Areas where I felt my knowledge needed beefing up and this book was informative included a concise summary of distinctions between Taiwan colonization from Quanzhou, Zhangzhou and Guangdong; good overviews of the two big rebellions against Japanese rule in Taiwan (the Chiaopanien [aka Tapani] rebellion of 1915 and the Wushe [aka Musha] rebellion of 1930); a survey of Taiwanese domestic home rule movements of the 1920s and 1930s; and a brief discussion of pro-democracy stirrings in the 1950s and 1960s.

Early on in the book, Chou writes “Sometimes one’s understanding of history increases if one stops using modern concepts” (p. 50). This is a great line which I wholeheartedly agree with. In the text, it refers to the fact that the close association between Taiwan and Penghu in fact got a relatively recent start; Penghu was closely tied to China’s Fujian Province for centuries before any Chinese government gave much thought to colonizing Taiwan. 

But of course, the idea that “sometimes one’s understanding of history increases if one stops using modern concepts” is a great lesson that should be hammered into the head of people around the world. For more on this general area, see my review of Sam Wineburg’s book Why Learn History (When It’s Already on your Phone) and what I wrote about thinking like a historian.

The book’s title highlights the fact that this is an illustrated history of Taiwan, and the illustrations are the main feature of the book.

The illustrations highlight and shape key moments in Taiwan’s history.
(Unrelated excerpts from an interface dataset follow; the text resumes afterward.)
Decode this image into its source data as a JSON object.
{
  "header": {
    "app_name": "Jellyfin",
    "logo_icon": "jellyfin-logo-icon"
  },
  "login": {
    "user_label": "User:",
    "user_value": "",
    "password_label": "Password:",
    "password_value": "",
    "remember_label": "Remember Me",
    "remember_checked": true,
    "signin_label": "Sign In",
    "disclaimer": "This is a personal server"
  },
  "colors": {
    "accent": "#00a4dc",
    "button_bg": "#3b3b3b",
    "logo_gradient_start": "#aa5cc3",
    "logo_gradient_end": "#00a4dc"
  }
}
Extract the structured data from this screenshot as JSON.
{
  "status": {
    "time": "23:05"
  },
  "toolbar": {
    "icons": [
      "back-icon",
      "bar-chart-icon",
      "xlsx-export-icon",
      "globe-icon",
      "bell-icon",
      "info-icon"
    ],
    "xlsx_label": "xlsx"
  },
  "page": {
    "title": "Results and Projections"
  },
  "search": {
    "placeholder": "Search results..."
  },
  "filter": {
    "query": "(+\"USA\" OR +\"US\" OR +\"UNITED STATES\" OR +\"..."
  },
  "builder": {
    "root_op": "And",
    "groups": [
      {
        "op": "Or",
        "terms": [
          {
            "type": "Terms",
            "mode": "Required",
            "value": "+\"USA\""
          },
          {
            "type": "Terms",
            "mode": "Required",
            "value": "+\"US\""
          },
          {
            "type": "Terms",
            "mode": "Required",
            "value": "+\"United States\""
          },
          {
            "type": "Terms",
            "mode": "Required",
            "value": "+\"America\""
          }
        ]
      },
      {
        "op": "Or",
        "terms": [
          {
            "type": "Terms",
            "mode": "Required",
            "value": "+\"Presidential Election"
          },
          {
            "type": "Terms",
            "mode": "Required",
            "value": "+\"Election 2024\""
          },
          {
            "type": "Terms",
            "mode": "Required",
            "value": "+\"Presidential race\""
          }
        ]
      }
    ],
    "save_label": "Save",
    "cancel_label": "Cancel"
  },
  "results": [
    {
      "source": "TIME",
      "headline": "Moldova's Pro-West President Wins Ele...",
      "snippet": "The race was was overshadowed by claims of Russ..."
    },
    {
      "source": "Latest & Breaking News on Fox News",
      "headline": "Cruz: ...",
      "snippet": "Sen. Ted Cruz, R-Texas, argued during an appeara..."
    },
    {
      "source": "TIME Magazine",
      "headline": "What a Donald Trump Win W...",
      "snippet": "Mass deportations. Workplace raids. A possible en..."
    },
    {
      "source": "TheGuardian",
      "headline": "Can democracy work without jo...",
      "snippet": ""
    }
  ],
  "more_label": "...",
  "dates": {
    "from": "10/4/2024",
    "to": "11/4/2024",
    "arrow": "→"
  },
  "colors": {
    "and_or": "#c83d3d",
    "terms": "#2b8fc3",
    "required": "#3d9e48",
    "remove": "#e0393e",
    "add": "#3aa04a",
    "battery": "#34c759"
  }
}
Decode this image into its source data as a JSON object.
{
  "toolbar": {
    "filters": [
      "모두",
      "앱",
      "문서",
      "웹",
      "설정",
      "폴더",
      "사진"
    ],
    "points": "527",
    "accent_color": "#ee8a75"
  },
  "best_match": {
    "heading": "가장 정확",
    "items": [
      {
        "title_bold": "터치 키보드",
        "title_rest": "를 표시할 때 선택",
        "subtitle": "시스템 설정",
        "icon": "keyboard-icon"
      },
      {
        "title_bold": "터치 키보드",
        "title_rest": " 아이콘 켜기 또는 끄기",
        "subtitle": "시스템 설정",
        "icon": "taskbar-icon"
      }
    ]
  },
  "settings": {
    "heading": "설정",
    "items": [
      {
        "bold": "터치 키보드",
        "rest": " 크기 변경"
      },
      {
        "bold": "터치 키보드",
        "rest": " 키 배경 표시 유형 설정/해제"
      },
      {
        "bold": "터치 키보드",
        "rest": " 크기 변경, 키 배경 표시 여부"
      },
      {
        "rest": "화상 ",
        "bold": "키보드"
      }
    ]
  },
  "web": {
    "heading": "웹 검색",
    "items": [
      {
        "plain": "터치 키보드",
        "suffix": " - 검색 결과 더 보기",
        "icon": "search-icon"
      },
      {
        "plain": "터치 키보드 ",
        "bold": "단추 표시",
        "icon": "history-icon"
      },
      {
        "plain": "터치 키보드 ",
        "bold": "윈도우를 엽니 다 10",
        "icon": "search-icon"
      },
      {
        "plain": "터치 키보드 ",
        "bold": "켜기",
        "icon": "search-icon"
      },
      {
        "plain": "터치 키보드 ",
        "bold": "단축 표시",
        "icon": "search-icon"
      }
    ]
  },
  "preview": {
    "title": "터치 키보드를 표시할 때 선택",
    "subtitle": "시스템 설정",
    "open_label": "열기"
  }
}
I looked and couldn't find most of them online, but some of the ones that I will specifically remember include:

A group of young Taiwanese musicians at an outdoor pavilion in Kaohsiung in 1934. They’re all smiling, joyful even -- many are laughing. Among them are Koh Bunya, a singer and composer who would eventually live in post-1949 China and face persecution during the Cultural Revolution. I wonder if the other men and women would have similarly complicated life stories. (p. 247)

A linguistically fascinating 1944 photo of a sign saying to 常用國語. Nowadays in Taiwan, 國語, which literally means “national language”, refers to Mandarin. But in 1944 Taiwan 國語 would have meant Japanese -- the pronunciation is different, but “national language” is written the same way in the two languages. So this sign extorted Taiwanese to speak Japanese, using exactly the same written word for Japanese that nowadays means Mandarin! (p. 273)

A striking image from an Atayal village in 1950. Chiang Kai-shek, dressed in a fedora and black cape, making an inspection tour. His son is a few steps behind him in military fatigues. Among Chiang’s retinue is Atayal leader Losin Watan, easily recognized in a dark suit, who would be executed along with five other Indigenous leaders four years later. (p. 338)

1 comment:

J said...

There was an interesting bio of Losin Watan going around Taiwanese Facebook in May. Basically his big cause- which got him executed- was the return of Aboriginal land in Sanxia, which was taken by the Japanese when they forced the Atayal (then led by his father) to retreat to Jiaobanshan, then inherited by the KMT, and who knows who owns it now. I think there were Aboriginal squatters trying to reclaim it around 10 years ago.